=== MATERIAL SUPPLIED ===

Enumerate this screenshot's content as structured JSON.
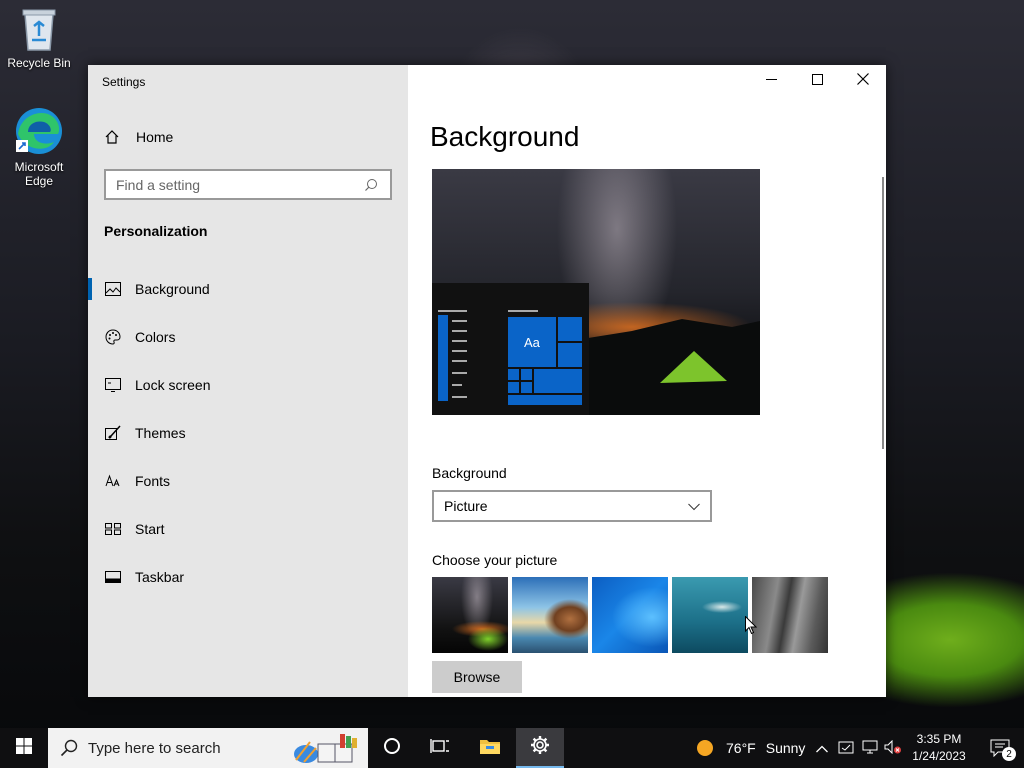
{
  "desktop": {
    "icons": [
      {
        "label": "Recycle Bin",
        "icon": "recycle-bin-icon"
      },
      {
        "label_line1": "Microsoft",
        "label_line2": "Edge",
        "icon": "edge-icon"
      }
    ]
  },
  "window": {
    "title": "Settings",
    "controls": {
      "minimize": "minimize-icon",
      "maximize": "maximize-icon",
      "close": "close-icon"
    }
  },
  "sidebar": {
    "home_label": "Home",
    "search_placeholder": "Find a setting",
    "section_title": "Personalization",
    "items": [
      {
        "label": "Background",
        "icon": "picture-icon",
        "active": true
      },
      {
        "label": "Colors",
        "icon": "palette-icon"
      },
      {
        "label": "Lock screen",
        "icon": "lock-screen-icon"
      },
      {
        "label": "Themes",
        "icon": "themes-brush-icon"
      },
      {
        "label": "Fonts",
        "icon": "fonts-icon"
      },
      {
        "label": "Start",
        "icon": "start-grid-icon"
      },
      {
        "label": "Taskbar",
        "icon": "taskbar-icon"
      }
    ]
  },
  "main": {
    "heading": "Background",
    "preview_tile_text": "Aa",
    "background_label": "Background",
    "background_value": "Picture",
    "choose_label": "Choose your picture",
    "browse_label": "Browse"
  },
  "taskbar": {
    "search_placeholder": "Type here to search",
    "weather": {
      "temp": "76°F",
      "condition": "Sunny"
    },
    "time": "3:35 PM",
    "date": "1/24/2023",
    "notification_count": "2"
  },
  "colors": {
    "accent": "#0078d7",
    "tile_blue": "#0a64c8",
    "sidebar_bg": "#e6e6e6",
    "taskbar_bg": "#101012"
  }
}
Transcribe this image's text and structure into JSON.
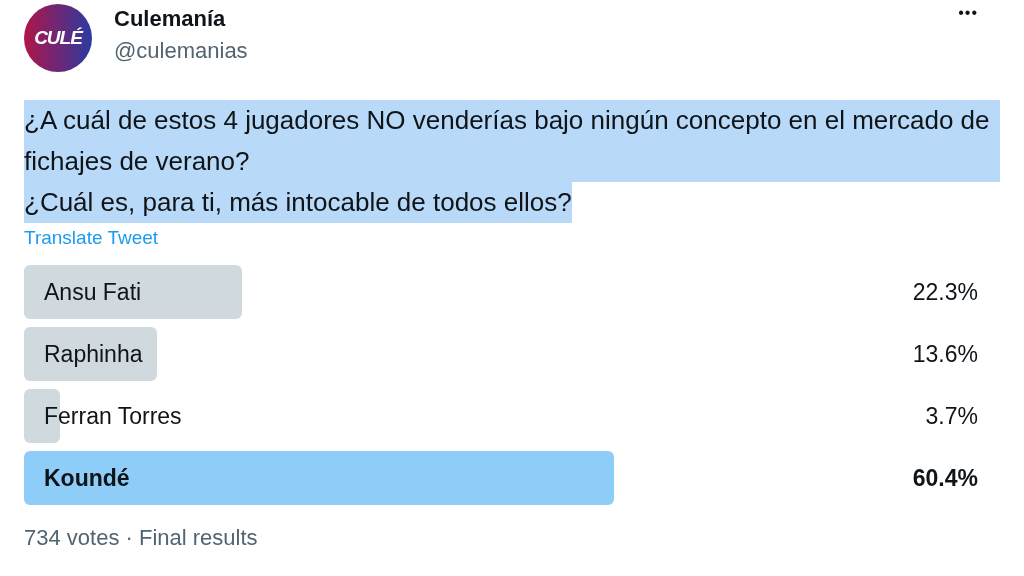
{
  "author": {
    "avatar_text": "CULÉ",
    "name": "Culemanía",
    "handle": "@culemanias"
  },
  "more": "•••",
  "tweet": {
    "highlighted": true,
    "lines": [
      "¿A cuál de estos 4 jugadores NO venderías bajo ningún concepto en el mercado de fichajes de verano?",
      "¿Cuál es, para ti, más intocable de todos ellos?"
    ]
  },
  "translate": "Translate Tweet",
  "poll": {
    "options": [
      {
        "label": "Ansu Fati",
        "percent": "22.3%",
        "level": 0.223,
        "selected": false
      },
      {
        "label": "Raphinha",
        "percent": "13.6%",
        "level": 0.136,
        "selected": false
      },
      {
        "label": "Ferran Torres",
        "percent": "3.7%",
        "level": 0.037,
        "selected": false
      },
      {
        "label": "Koundé",
        "percent": "60.4%",
        "level": 0.604,
        "selected": true
      }
    ],
    "summary": "734 votes · Final results"
  }
}
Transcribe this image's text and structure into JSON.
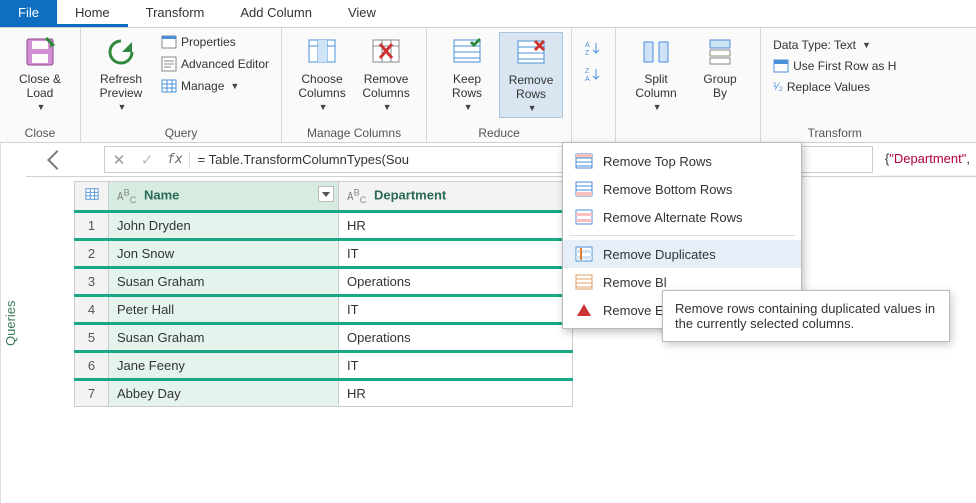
{
  "tabs": {
    "file": "File",
    "home": "Home",
    "transform": "Transform",
    "addcol": "Add Column",
    "view": "View"
  },
  "ribbon": {
    "close": {
      "close_load": "Close &\nLoad",
      "group": "Close"
    },
    "query": {
      "refresh": "Refresh\nPreview",
      "properties": "Properties",
      "adv_editor": "Advanced Editor",
      "manage": "Manage",
      "group": "Query"
    },
    "manage_cols": {
      "choose": "Choose\nColumns",
      "remove": "Remove\nColumns",
      "group": "Manage Columns"
    },
    "reduce": {
      "keep": "Keep\nRows",
      "remove": "Remove\nRows",
      "group": "Reduce"
    },
    "sort": {
      "asc": "A→Z",
      "desc": "Z→A"
    },
    "split_group": {
      "split": "Split\nColumn",
      "groupby": "Group\nBy"
    },
    "transform": {
      "datatype": "Data Type: Text",
      "first_row": "Use First Row as H",
      "replace": "Replace Values",
      "group": "Transform"
    }
  },
  "formula": {
    "prefix": "= ",
    "fn": "Table.TransformColumnTypes",
    "arg_start": "(Sou",
    "tail_brace": "{",
    "tail_str": "\"Department\"",
    "tail_after": ", "
  },
  "columns": {
    "name": "Name",
    "dept": "Department"
  },
  "rows": [
    {
      "n": "1",
      "name": "John Dryden",
      "dept": "HR"
    },
    {
      "n": "2",
      "name": "Jon Snow",
      "dept": "IT"
    },
    {
      "n": "3",
      "name": "Susan Graham",
      "dept": "Operations"
    },
    {
      "n": "4",
      "name": "Peter Hall",
      "dept": "IT"
    },
    {
      "n": "5",
      "name": "Susan Graham",
      "dept": "Operations"
    },
    {
      "n": "6",
      "name": "Jane Feeny",
      "dept": "IT"
    },
    {
      "n": "7",
      "name": "Abbey Day",
      "dept": "HR"
    }
  ],
  "menu": {
    "top": "Remove Top Rows",
    "bottom": "Remove Bottom Rows",
    "alt": "Remove Alternate Rows",
    "dup": "Remove Duplicates",
    "blank": "Remove Bl",
    "err": "Remove Er"
  },
  "tooltip": "Remove rows containing duplicated values in the currently selected columns.",
  "sidebar": {
    "queries": "Queries"
  }
}
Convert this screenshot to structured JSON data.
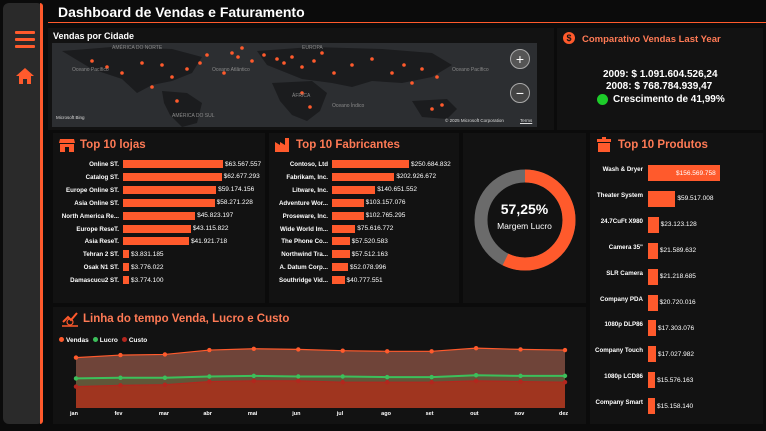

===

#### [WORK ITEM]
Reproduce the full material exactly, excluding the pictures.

#### [ANSWER TO THIS EXERCISE]
Enumerate this screenshot's content as structured JSON.
{
  "desktop": {
    "icons": [
      {
        "label": "Recycle Bin",
        "icon": "recycle-bin-icon"
      },
      {
        "label_line1": "Microsoft",
        "label_line2": "Edge",
        "icon": "edge-icon"
      }
    ]
  },
  "window": {
    "title": "Settings",
    "controls": {
      "minimize": "minimize-icon",
      "maximize": "maximize-icon",
      "close": "close-icon"
    }
  },
  "sidebar": {
    "home_label": "Home",
    "search_placeholder": "Find a setting",
    "section_title": "Personalization",
    "items": [
      {
        "label": "Background",
        "icon": "picture-icon",
        "active": true
      },
      {
        "label": "Colors",
        "icon": "palette-icon"
      },
      {
        "label": "Lock screen",
        "icon": "lock-screen-icon"
      },
      {
        "label": "Themes",
        "icon": "themes-brush-icon"
      },
      {
        "label": "Fonts",
        "icon": "fonts-icon"
      },
      {
        "label": "Start",
        "icon": "start-grid-icon"
      },
      {
        "label": "Taskbar",
        "icon": "taskbar-icon"
      }
    ]
  },
  "main": {
    "heading": "Background",
    "preview_tile_text": "Aa",
    "background_label": "Background",
    "background_value": "Picture",
    "choose_label": "Choose your picture",
    "browse_label": "Browse"
  },
  "taskbar": {
    "search_placeholder": "Type here to search",
    "weather": {
      "temp": "76°F",
      "condition": "Sunny"
    },
    "time": "3:35 PM",
    "date": "1/24/2023",
    "notification_count": "2"
  },
  "colors": {
    "accent": "#0078d7",
    "tile_blue": "#0a64c8",
    "sidebar_bg": "#e6e6e6",
    "taskbar_bg": "#101012"
  }
}
Transcribe this image's text and structure into JSON.
{
  "author": {
    "avatar_text": "CULÉ",
    "name": "Culemanía",
    "handle": "@culemanias"
  },
  "more": "•••",
  "tweet": {
    "highlighted": true,
    "lines": [
      "¿A cuál de estos 4 jugadores NO venderías bajo ningún concepto en el mercado de fichajes de verano?",
      "¿Cuál es, para ti, más intocable de todos ellos?"
    ]
  },
  "translate": "Translate Tweet",
  "poll": {
    "options": [
      {
        "label": "Ansu Fati",
        "percent": "22.3%",
        "level": 0.223,
        "selected": false
      },
      {
        "label": "Raphinha",
        "percent": "13.6%",
        "level": 0.136,
        "selected": false
      },
      {
        "label": "Ferran Torres",
        "percent": "3.7%",
        "level": 0.037,
        "selected": false
      },
      {
        "label": "Koundé",
        "percent": "60.4%",
        "level": 0.604,
        "selected": true
      }
    ],
    "summary": "734 votes · Final results"
  }
}
Transcribe this image's text and structure into JSON.
{
  "tabs": {
    "file": "File",
    "home": "Home",
    "transform": "Transform",
    "addcol": "Add Column",
    "view": "View"
  },
  "ribbon": {
    "close": {
      "close_load": "Close &\nLoad",
      "group": "Close"
    },
    "query": {
      "refresh": "Refresh\nPreview",
      "properties": "Properties",
      "adv_editor": "Advanced Editor",
      "manage": "Manage",
      "group": "Query"
    },
    "manage_cols": {
      "choose": "Choose\nColumns",
      "remove": "Remove\nColumns",
      "group": "Manage Columns"
    },
    "reduce": {
      "keep": "Keep\nRows",
      "remove": "Remove\nRows",
      "group": "Reduce"
    },
    "sort": {
      "asc": "A→Z",
      "desc": "Z→A"
    },
    "split_group": {
      "split": "Split\nColumn",
      "groupby": "Group\nBy"
    },
    "transform": {
      "datatype": "Data Type: Text",
      "first_row": "Use First Row as H",
      "replace": "Replace Values",
      "group": "Transform"
    }
  },
  "formula": {
    "prefix": "= ",
    "fn": "Table.TransformColumnTypes",
    "arg_start": "(Sou",
    "tail_brace": "{",
    "tail_str": "\"Department\"",
    "tail_after": ", "
  },
  "columns": {
    "name": "Name",
    "dept": "Department"
  },
  "rows": [
    {
      "n": "1",
      "name": "John Dryden",
      "dept": "HR"
    },
    {
      "n": "2",
      "name": "Jon Snow",
      "dept": "IT"
    },
    {
      "n": "3",
      "name": "Susan Graham",
      "dept": "Operations"
    },
    {
      "n": "4",
      "name": "Peter Hall",
      "dept": "IT"
    },
    {
      "n": "5",
      "name": "Susan Graham",
      "dept": "Operations"
    },
    {
      "n": "6",
      "name": "Jane Feeny",
      "dept": "IT"
    },
    {
      "n": "7",
      "name": "Abbey Day",
      "dept": "HR"
    }
  ],
  "menu": {
    "top": "Remove Top Rows",
    "bottom": "Remove Bottom Rows",
    "alt": "Remove Alternate Rows",
    "dup": "Remove Duplicates",
    "blank": "Remove Bl",
    "err": "Remove Er"
  },
  "tooltip": "Remove rows containing duplicated values in the currently selected columns.",
  "sidebar": {
    "queries": "Queries"
  }
}
Convert this screenshot to structured JSON data.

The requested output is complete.